Prompt.
Reproduce each line below with no alterations.

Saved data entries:

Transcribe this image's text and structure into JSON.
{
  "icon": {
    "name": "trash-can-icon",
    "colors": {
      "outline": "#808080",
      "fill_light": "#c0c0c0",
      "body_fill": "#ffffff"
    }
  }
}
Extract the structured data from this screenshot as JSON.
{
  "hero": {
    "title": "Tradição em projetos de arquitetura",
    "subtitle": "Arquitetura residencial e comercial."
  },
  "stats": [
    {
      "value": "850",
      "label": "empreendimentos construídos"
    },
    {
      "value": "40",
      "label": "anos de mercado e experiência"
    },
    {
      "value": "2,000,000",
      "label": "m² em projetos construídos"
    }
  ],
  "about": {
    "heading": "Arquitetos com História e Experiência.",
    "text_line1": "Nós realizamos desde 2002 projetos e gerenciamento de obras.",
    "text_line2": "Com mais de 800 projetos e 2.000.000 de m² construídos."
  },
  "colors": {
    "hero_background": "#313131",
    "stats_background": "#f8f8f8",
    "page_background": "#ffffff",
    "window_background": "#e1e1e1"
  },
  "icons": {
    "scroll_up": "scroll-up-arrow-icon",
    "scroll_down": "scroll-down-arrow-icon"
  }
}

Response area.
Transcribe this image's text and structure into JSON.
{
  "icon": {
    "name": "trash-can-icon",
    "colors": {
      "outline": "#808080",
      "fill_light": "#c0c0c0",
      "body_fill": "#ffffff"
    }
  }
}
Extract the structured data from this screenshot as JSON.
{
  "hero": {
    "title": "Tradição em projetos de arquitetura",
    "subtitle": "Arquitetura residencial e comercial."
  },
  "stats": [
    {
      "value": "850",
      "label": "empreendimentos construídos"
    },
    {
      "value": "40",
      "label": "anos de mercado e experiência"
    },
    {
      "value": "2,000,000",
      "label": "m² em projetos construídos"
    }
  ],
  "about": {
    "heading": "Arquitetos com História e Experiência.",
    "text_line1": "Nós realizamos desde 2002 projetos e gerenciamento de obras.",
    "text_line2": "Com mais de 800 projetos e 2.000.000 de m² construídos."
  },
  "colors": {
    "hero_background": "#313131",
    "stats_background": "#f8f8f8",
    "page_background": "#ffffff",
    "window_background": "#e1e1e1"
  },
  "icons": {
    "scroll_up": "scroll-up-arrow-icon",
    "scroll_down": "scroll-down-arrow-icon"
  }
}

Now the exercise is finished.